Exercise directions.
Only lines containing the word "shortcut" belong in the answer; copy each one from the records.

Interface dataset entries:
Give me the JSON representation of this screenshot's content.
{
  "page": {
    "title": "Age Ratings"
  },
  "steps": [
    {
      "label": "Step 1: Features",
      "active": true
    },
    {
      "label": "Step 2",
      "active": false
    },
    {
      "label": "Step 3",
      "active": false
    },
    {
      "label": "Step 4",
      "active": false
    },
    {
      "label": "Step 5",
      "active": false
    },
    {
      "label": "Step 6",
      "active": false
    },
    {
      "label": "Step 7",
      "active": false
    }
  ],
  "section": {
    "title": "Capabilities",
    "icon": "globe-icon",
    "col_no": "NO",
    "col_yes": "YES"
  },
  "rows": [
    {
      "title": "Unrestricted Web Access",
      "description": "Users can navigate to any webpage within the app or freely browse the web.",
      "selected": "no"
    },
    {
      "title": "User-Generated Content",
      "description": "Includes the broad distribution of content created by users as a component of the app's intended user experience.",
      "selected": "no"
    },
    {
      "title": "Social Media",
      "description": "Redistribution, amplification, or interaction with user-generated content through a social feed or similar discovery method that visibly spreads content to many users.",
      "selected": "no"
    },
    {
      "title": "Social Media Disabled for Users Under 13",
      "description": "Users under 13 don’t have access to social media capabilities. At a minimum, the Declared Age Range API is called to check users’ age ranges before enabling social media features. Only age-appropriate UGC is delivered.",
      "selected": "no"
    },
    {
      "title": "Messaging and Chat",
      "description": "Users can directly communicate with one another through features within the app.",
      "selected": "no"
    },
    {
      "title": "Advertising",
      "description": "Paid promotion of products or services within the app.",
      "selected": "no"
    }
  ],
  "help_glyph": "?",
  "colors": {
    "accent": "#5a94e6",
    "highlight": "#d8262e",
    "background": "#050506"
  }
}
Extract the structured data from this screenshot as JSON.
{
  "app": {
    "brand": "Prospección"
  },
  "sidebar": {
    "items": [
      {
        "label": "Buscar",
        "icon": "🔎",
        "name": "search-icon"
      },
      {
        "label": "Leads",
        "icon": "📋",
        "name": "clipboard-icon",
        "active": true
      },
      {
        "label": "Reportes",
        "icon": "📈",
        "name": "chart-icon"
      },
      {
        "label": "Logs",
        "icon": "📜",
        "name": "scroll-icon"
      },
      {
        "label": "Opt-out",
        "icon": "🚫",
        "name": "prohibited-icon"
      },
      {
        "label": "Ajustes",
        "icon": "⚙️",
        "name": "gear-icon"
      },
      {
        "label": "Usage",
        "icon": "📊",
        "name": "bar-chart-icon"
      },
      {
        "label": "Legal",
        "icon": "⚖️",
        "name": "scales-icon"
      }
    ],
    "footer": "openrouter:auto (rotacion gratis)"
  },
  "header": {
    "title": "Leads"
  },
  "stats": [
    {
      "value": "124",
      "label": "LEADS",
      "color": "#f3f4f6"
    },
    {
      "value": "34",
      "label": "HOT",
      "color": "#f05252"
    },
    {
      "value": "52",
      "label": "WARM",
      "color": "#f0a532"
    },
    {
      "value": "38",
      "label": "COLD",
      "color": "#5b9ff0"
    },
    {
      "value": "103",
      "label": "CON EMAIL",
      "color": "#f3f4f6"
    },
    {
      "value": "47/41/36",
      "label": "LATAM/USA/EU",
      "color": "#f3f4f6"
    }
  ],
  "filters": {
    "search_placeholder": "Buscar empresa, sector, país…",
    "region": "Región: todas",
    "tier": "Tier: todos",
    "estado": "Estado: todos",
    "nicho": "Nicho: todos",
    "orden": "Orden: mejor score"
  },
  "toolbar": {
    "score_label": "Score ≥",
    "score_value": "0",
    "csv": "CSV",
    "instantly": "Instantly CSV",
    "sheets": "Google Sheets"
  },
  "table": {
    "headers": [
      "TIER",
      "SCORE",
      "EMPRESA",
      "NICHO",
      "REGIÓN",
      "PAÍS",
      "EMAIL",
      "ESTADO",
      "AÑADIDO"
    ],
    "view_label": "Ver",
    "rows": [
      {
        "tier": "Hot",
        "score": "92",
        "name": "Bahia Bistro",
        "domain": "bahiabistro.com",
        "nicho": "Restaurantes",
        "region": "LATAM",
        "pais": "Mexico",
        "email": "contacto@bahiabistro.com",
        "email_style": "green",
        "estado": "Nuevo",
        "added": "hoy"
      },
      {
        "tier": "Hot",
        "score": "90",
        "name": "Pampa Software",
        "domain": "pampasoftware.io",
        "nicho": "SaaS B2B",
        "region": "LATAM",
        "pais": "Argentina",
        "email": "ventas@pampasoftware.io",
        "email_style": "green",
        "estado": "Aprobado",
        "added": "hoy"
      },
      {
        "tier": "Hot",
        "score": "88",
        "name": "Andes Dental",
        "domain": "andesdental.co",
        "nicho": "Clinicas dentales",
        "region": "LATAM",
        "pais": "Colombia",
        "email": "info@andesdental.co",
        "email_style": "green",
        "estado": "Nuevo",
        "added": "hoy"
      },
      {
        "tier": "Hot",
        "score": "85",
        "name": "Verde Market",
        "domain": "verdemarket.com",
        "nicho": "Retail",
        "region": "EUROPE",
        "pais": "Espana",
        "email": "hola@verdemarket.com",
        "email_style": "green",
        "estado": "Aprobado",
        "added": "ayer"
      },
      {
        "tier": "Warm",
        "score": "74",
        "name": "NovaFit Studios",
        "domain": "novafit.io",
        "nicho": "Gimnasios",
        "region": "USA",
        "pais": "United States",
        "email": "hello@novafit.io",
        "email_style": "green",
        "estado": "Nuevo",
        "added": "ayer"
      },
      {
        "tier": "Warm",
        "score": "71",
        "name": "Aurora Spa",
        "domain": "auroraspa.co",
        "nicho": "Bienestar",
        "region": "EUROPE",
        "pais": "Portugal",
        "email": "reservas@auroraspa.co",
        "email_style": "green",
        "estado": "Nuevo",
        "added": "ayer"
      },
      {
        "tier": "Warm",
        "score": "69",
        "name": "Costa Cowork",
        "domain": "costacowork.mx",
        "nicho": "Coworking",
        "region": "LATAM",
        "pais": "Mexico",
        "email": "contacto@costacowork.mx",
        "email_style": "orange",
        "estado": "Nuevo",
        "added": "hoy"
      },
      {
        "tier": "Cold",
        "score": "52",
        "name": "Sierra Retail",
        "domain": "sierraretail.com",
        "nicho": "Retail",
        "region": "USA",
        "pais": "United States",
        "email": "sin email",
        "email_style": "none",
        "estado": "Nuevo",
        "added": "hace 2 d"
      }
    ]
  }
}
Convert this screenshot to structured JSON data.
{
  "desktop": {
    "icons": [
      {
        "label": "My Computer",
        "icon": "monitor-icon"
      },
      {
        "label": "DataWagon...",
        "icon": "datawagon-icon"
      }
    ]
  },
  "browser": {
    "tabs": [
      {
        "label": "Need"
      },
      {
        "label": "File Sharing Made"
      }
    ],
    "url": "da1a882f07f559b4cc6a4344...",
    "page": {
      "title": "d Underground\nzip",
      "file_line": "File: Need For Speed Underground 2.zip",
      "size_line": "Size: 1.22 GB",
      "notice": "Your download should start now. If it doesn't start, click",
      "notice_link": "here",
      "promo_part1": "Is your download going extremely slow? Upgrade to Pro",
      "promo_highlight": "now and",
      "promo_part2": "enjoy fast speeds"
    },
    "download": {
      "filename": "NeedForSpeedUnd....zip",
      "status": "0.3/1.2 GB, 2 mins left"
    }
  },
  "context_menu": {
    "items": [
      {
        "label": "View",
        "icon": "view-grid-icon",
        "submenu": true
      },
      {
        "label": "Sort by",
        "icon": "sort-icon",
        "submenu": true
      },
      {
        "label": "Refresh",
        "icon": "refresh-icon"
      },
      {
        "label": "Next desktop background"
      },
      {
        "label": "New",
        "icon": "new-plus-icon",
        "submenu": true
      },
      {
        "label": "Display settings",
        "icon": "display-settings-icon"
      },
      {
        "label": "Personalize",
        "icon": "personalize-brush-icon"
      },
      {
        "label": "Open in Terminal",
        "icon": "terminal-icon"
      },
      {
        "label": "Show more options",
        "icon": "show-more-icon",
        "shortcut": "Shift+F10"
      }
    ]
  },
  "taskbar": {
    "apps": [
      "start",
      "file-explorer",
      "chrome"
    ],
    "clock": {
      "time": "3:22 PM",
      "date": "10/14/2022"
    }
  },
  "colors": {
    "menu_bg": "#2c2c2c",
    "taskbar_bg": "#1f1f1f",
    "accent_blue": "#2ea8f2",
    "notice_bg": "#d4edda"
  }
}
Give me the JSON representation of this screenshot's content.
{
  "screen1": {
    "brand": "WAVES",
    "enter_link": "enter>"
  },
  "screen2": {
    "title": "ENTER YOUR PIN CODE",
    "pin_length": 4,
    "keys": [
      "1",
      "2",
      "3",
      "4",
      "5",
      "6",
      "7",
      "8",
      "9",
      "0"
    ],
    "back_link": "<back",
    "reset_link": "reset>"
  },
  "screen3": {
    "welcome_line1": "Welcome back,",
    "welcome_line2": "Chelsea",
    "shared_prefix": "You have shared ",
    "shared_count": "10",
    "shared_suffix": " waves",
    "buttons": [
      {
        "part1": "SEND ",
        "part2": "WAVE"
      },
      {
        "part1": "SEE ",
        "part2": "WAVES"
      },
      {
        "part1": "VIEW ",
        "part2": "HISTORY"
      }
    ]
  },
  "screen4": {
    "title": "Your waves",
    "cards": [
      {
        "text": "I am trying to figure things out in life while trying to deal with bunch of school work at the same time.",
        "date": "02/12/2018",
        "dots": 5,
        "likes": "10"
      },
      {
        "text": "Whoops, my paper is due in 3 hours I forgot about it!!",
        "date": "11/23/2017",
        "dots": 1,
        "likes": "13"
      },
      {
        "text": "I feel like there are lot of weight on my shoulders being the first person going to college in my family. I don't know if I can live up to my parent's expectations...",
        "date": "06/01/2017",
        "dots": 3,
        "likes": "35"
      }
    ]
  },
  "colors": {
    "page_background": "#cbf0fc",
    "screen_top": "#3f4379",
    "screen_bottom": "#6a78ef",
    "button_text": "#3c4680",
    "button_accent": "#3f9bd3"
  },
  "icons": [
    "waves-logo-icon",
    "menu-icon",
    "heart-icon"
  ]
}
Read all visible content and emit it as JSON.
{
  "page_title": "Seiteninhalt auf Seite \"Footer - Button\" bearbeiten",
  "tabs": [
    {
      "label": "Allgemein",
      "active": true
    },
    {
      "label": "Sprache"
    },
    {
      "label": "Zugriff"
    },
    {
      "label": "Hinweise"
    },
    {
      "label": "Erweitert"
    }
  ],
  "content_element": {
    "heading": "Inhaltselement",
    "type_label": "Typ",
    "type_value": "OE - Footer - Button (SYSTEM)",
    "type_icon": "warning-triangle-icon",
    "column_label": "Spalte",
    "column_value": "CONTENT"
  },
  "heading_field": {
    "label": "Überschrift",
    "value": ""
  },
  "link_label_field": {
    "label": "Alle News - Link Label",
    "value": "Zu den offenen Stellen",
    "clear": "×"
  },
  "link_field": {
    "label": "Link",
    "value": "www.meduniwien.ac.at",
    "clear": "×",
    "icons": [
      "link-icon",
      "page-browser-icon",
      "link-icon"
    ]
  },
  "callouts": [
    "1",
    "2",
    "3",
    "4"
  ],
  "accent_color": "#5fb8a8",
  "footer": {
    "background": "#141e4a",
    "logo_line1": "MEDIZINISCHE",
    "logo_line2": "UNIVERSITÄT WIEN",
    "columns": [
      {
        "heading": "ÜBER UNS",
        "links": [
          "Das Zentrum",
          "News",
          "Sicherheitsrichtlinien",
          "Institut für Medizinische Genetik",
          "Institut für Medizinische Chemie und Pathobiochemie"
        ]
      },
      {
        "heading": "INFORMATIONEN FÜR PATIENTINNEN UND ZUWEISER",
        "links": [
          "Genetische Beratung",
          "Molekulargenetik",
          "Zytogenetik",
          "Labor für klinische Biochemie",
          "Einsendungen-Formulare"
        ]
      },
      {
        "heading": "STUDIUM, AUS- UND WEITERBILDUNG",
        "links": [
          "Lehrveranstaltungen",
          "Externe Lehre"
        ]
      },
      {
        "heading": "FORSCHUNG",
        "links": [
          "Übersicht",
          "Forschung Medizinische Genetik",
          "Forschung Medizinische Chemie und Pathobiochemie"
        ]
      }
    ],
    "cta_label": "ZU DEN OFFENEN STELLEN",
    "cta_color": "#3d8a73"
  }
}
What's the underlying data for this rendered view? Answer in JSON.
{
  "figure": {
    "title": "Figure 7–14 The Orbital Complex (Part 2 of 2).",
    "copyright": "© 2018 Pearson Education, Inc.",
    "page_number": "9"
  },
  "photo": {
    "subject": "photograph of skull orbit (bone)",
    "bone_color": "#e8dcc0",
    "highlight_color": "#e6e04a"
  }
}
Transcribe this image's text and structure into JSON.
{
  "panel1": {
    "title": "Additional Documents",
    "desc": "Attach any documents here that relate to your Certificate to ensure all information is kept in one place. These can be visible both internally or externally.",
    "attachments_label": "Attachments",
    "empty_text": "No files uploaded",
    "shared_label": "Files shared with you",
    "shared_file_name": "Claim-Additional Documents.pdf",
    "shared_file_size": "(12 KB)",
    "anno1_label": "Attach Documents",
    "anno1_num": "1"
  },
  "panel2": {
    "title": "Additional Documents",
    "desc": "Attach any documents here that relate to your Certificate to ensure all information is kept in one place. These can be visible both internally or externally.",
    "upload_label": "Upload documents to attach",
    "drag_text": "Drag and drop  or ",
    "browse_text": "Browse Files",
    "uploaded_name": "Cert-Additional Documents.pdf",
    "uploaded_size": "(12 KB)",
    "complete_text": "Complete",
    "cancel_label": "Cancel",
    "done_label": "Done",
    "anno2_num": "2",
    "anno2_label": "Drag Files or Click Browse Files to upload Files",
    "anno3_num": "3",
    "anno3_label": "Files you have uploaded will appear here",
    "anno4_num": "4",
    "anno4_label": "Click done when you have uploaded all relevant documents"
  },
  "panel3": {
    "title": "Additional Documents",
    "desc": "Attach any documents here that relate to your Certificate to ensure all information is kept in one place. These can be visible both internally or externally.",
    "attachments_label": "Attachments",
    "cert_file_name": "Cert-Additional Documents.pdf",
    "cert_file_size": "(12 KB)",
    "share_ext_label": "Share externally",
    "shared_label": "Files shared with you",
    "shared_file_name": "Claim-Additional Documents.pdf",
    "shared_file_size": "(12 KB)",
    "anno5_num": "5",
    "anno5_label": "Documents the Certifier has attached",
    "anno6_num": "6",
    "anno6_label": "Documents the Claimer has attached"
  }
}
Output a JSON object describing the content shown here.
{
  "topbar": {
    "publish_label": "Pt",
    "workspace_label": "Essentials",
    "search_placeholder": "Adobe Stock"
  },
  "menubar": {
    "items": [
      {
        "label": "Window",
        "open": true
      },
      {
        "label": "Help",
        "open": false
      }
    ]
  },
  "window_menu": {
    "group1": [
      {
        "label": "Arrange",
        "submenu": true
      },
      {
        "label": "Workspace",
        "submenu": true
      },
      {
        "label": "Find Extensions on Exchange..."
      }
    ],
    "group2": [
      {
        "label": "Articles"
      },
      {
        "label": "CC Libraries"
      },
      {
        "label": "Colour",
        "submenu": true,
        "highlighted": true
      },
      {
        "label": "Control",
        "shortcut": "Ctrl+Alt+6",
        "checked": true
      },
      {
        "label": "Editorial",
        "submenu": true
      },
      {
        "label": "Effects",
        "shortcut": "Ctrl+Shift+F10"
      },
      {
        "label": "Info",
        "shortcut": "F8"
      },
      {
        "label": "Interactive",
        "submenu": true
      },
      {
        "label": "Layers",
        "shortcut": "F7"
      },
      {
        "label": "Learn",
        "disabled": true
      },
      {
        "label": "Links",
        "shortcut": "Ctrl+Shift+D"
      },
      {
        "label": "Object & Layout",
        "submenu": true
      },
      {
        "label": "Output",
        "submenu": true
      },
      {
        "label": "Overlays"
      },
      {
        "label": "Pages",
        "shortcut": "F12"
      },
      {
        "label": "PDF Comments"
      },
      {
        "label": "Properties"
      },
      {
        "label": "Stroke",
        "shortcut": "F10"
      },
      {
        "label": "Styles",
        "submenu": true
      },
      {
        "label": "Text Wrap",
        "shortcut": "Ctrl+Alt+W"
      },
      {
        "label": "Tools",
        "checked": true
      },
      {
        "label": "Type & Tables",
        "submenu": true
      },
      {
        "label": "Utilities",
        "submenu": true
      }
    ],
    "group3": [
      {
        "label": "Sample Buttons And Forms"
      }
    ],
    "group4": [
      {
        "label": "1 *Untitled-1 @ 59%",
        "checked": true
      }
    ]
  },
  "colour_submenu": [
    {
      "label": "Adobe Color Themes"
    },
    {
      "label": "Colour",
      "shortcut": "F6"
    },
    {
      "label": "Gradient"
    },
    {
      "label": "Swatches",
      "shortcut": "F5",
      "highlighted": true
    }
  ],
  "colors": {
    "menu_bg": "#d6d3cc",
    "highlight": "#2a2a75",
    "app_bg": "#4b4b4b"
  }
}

Response to this task.
        "shortcut": "Shift+F10"
        "shortcut": "Ctrl+Alt+6",
        "shortcut": "Ctrl+Shift+F10"
        "shortcut": "F8"
        "shortcut": "F7"
        "shortcut": "Ctrl+Shift+D"
        "shortcut": "F12"
        "shortcut": "F10"
        "shortcut": "Ctrl+Alt+W"
      "shortcut": "F6"
      "shortcut": "F5",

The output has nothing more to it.